Blonk: I was very surprised myself at seeing what’s really happening when you do that. It only moves this much if you do it really fast. [Shakes head and makes “cheek squeak” sound.] But at normal speed, it’s too fast to see what’s actually happening.
Barwin: It’s like those pictures of the horse by Muybridge, where you see all four feet actually leave the ground. There’s a real poetic beauty about seeing something taken out of its original time context. But going back to what I was saying before, I see a strange beauty in it, but also a playing with the grotesque and the extreme because you can see the face moving so radically, and you think, okay, is this ugly? Is this beautiful? What is this? And you have to consider what you think of what people do, what you think of the body and how we perceive things through the mediation of time.
Blonk: And there’s also, yeah so this is just a video shown in cheap slow motion. [Laughs.]
Barwin: Yeah. But there’s a whole range of Internet work that is deliberately lo-fi. It’s like the aesthetic of badly Xeroxed zines and things that are trying to have that look. There’s a charm to that look. And in a way, this is one idea, one approach. It’d be another kind of piece if it were done with extremely high production values. It’d have a different effect.
Finally, I like to ask you about scores and notation. And also about text-based work with computer generated texts. So I guess: scores and generated text.
Blonk: Yeah, I have several of these generated texts taking very well known poems in Dutch and German and making variations of them with a computer them using Markov chains.
And of course they were transformed into nonsense language, but there were still enough points of reference for people to recognize them.
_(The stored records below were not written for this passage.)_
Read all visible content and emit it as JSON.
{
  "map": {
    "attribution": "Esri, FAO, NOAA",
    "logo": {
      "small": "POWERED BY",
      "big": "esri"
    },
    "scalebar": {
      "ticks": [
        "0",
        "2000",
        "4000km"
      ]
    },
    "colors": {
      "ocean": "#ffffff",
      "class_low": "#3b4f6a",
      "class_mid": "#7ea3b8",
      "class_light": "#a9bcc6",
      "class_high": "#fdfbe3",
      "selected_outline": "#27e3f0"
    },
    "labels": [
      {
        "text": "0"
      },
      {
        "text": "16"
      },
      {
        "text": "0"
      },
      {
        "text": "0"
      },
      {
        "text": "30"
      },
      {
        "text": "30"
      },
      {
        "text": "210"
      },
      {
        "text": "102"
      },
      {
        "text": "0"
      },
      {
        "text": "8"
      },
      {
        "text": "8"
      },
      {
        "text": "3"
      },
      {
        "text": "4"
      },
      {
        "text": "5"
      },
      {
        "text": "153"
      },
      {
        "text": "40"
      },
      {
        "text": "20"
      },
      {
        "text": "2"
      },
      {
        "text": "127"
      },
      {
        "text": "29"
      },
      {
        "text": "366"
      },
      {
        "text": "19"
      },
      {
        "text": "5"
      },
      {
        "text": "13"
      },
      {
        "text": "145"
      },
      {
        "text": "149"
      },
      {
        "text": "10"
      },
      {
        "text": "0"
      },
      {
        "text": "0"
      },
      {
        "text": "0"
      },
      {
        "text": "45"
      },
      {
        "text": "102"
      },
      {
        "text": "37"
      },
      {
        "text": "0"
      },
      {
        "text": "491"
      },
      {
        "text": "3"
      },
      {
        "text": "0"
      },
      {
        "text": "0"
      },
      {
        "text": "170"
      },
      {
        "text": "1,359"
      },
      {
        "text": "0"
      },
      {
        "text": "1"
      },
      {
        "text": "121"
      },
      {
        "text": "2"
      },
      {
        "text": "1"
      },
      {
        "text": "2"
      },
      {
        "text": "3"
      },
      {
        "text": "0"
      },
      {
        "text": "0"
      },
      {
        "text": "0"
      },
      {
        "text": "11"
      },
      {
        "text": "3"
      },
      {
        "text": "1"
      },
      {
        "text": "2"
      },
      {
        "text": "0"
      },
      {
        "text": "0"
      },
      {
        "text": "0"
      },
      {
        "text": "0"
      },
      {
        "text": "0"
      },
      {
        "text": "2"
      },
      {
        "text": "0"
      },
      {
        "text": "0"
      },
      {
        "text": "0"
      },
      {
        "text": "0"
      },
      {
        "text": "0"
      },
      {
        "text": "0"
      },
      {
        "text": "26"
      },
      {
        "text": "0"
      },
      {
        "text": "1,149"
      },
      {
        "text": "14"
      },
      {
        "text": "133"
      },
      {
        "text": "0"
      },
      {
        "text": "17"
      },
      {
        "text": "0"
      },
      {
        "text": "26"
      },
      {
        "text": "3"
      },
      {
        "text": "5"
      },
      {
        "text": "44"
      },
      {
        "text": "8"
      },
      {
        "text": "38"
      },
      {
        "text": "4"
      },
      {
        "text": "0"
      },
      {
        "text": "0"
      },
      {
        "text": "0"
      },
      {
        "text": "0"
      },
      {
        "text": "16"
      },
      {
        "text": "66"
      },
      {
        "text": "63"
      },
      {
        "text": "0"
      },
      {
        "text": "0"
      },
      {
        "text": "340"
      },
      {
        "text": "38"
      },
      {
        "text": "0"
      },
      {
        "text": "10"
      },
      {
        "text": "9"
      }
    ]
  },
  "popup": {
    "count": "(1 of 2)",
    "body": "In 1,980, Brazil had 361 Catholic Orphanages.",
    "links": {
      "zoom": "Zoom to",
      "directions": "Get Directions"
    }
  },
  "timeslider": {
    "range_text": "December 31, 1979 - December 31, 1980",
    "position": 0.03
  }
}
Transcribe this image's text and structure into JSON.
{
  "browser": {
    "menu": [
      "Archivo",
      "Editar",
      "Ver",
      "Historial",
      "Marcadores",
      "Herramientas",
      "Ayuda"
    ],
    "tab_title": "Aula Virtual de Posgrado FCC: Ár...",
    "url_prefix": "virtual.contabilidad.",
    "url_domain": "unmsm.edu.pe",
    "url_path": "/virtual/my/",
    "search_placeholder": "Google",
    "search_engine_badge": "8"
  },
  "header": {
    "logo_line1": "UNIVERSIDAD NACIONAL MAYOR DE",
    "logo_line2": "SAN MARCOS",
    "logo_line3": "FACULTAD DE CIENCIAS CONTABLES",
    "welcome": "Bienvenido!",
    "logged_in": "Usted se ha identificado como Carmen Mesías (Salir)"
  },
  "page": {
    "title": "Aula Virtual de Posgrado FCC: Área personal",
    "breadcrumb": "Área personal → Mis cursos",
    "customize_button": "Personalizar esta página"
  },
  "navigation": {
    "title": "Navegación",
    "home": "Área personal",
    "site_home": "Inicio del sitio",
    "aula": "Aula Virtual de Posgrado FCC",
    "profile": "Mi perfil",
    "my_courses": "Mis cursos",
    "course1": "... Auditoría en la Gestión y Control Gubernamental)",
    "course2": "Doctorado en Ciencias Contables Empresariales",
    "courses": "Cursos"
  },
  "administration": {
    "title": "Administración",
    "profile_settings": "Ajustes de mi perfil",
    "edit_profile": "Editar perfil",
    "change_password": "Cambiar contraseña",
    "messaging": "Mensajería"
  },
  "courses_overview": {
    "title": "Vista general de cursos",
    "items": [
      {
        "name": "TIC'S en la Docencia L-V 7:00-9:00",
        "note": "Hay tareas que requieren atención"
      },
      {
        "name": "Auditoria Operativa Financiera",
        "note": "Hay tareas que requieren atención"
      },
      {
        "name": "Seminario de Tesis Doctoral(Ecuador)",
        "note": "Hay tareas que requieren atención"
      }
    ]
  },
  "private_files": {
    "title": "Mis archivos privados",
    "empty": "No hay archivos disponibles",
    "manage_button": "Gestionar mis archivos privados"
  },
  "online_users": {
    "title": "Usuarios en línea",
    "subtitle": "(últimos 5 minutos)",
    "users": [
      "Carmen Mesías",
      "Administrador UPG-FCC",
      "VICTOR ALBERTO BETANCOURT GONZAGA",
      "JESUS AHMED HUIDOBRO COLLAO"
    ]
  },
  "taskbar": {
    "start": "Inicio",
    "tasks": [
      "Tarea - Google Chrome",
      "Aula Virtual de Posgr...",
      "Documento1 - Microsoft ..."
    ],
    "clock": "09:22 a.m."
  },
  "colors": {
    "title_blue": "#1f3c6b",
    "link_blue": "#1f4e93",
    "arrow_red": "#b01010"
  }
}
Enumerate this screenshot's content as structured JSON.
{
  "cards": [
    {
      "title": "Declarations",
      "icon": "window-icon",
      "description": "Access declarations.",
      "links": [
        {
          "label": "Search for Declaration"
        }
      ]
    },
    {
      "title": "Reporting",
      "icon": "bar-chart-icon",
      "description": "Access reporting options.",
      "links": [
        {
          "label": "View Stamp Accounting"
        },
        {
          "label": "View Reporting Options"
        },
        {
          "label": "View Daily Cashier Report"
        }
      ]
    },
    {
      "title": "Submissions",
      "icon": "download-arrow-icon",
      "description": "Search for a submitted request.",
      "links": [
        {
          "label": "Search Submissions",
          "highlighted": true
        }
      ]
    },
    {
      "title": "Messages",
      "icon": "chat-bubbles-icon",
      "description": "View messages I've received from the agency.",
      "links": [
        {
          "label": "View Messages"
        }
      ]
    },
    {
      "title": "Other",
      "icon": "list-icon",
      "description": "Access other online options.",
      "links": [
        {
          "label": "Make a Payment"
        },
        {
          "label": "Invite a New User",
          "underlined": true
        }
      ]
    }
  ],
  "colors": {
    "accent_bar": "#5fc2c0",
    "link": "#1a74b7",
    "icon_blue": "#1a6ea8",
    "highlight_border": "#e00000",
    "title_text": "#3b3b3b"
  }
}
At some point, during a reading, more and more people recognize the source.
Barwin: It’s fascinating, the highly advanced pattern-recognition that we have, especially with regard to language.
Blonk: I’ve also made Markov variations of my own sound poems. I created a series of variations and then I used another series of mathematical procedures to generate more texts.
Barwin: It’s like what you were talking about earlier. How simple mathematical processes result in these rich experiences because they’re using language and using vocality. And a single regular and mechanical procedure becomes variegated and complex when multiple generations of the process are used. And then added to that, when these texts are performed, there’s another whole level of organic, performative richness.
Barwin: Jaap, thanks very much for this discussion. It’s been fantastic.
Blonk: Thank you.
Barwin: Now I’m going into the practice room to practice my voiceless velar fricatives. I’ve an exam at the Royal Blonk Conversatory of Mouth Art, later this month …